David Marshall (1908-1995) was one of Singapore's most remarkable sons. The eldest son of migrant Sephardic Jews, Marshall's brilliant academic career at Raffles Institution was brought to an abrupt end when he collapsed from tuberculosis. Sent away to recuperate in Switzerland, Marshall not only learnt the French language but also imbibed the French ideals of Liberty, Equality and Fraternity and returned a strong opponent of colonialism. Qualifying as a barrister in half the normal time, he rose to become Singapore's greatest criminal and constitutional lawyer. In 1955, he unexpectedly found himself the leader of the Labour Front and Singapore's first Chief Minister.

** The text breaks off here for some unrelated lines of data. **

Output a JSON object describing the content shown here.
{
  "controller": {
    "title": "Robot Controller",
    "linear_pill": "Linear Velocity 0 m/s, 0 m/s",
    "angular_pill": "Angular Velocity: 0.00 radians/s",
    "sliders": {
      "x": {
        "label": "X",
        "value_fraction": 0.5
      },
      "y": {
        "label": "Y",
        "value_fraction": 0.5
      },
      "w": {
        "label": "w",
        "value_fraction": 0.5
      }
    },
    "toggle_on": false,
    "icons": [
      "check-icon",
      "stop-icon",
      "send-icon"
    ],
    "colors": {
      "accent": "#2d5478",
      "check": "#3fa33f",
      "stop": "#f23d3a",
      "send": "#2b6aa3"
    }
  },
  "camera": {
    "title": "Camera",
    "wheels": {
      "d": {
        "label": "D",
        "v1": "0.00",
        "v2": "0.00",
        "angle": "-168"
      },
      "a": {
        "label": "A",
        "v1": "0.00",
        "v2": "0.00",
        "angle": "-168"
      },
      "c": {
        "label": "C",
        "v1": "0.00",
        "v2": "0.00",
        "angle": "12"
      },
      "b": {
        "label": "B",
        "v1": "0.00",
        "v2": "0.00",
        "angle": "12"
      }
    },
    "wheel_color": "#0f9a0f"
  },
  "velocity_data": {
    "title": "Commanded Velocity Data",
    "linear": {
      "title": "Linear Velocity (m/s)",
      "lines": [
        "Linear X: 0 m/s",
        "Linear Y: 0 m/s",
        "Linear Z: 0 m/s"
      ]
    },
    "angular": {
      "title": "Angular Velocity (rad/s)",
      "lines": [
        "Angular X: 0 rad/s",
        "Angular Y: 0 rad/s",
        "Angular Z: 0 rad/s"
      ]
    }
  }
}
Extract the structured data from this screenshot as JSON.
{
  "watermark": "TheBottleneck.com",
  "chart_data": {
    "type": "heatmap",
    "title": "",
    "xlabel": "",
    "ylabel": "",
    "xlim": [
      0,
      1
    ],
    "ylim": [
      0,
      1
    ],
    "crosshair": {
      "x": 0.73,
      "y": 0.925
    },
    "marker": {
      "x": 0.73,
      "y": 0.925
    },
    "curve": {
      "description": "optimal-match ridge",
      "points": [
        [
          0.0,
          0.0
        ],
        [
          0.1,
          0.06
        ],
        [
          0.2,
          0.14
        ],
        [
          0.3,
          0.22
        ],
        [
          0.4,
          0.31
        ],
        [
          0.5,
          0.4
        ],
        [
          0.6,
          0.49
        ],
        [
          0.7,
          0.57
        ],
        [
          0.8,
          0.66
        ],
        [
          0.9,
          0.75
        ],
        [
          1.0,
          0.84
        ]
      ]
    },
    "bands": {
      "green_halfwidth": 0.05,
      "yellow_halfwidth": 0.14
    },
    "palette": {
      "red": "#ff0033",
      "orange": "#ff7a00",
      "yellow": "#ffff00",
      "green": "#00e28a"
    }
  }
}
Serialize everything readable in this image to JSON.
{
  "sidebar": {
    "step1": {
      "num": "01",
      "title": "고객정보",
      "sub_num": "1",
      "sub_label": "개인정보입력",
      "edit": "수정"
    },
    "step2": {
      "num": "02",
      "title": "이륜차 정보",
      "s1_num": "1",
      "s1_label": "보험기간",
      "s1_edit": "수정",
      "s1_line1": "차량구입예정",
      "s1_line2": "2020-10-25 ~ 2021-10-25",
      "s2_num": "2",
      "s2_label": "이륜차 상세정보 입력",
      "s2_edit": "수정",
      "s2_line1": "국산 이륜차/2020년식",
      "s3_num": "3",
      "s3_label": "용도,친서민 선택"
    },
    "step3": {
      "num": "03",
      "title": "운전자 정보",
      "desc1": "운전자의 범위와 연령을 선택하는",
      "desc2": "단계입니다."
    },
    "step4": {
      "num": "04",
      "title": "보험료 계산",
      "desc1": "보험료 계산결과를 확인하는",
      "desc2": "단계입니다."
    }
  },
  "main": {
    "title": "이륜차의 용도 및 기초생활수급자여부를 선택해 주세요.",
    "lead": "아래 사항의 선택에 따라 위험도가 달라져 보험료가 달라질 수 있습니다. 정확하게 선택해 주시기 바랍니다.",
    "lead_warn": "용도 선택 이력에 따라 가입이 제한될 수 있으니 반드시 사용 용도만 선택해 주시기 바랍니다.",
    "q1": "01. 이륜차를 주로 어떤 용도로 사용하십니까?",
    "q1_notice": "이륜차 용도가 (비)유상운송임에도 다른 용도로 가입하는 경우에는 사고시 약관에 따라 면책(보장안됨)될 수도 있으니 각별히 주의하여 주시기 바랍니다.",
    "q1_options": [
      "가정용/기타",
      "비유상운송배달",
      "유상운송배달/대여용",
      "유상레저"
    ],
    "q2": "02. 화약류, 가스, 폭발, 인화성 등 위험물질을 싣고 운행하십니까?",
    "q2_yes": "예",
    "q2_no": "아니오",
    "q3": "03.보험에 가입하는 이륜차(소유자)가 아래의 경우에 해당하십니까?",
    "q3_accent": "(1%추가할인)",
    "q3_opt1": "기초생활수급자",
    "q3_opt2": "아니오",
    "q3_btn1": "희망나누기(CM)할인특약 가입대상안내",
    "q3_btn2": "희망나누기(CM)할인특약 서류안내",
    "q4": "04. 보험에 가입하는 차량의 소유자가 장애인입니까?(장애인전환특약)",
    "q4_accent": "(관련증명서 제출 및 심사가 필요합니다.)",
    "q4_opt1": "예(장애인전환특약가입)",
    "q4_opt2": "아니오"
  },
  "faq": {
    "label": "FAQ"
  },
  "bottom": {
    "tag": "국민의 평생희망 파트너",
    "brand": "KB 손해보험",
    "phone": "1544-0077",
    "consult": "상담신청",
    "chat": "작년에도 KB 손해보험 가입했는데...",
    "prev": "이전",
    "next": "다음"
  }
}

His fourteen tumultuous months in office led to the eventual withdrawal of the British from Singapore but his emotional personality and impatience made him an unlikely politician. In the twilight of his career, Marshall was appointed Singapore's first ambassador to France. This is the story of this extraordinary man who was, for many, Singapore's "missionary of democracy". Using previously unavailable sources, author Kevin Tan chronicles the remarkable life, times and achievements of the man many regarded as "Singapore's Conscience".
(Length x Height x Width) in mm :148 x 210
Weight in grams: 810
Author Biography:Kevin Y L Tan graduated with an LLB (Hons) from the National University of Singapore and an LLM (Master of Law) and JSD (Doctor of the Science of Law) from the Yale Law School. He currently divides his time between teaching law and consulting on history, heritage and publishing.
Keywords: Political Biography
Page count: 614
Imprint: ISEAS-Yusof Ishak Institute
Publication Date: 20081215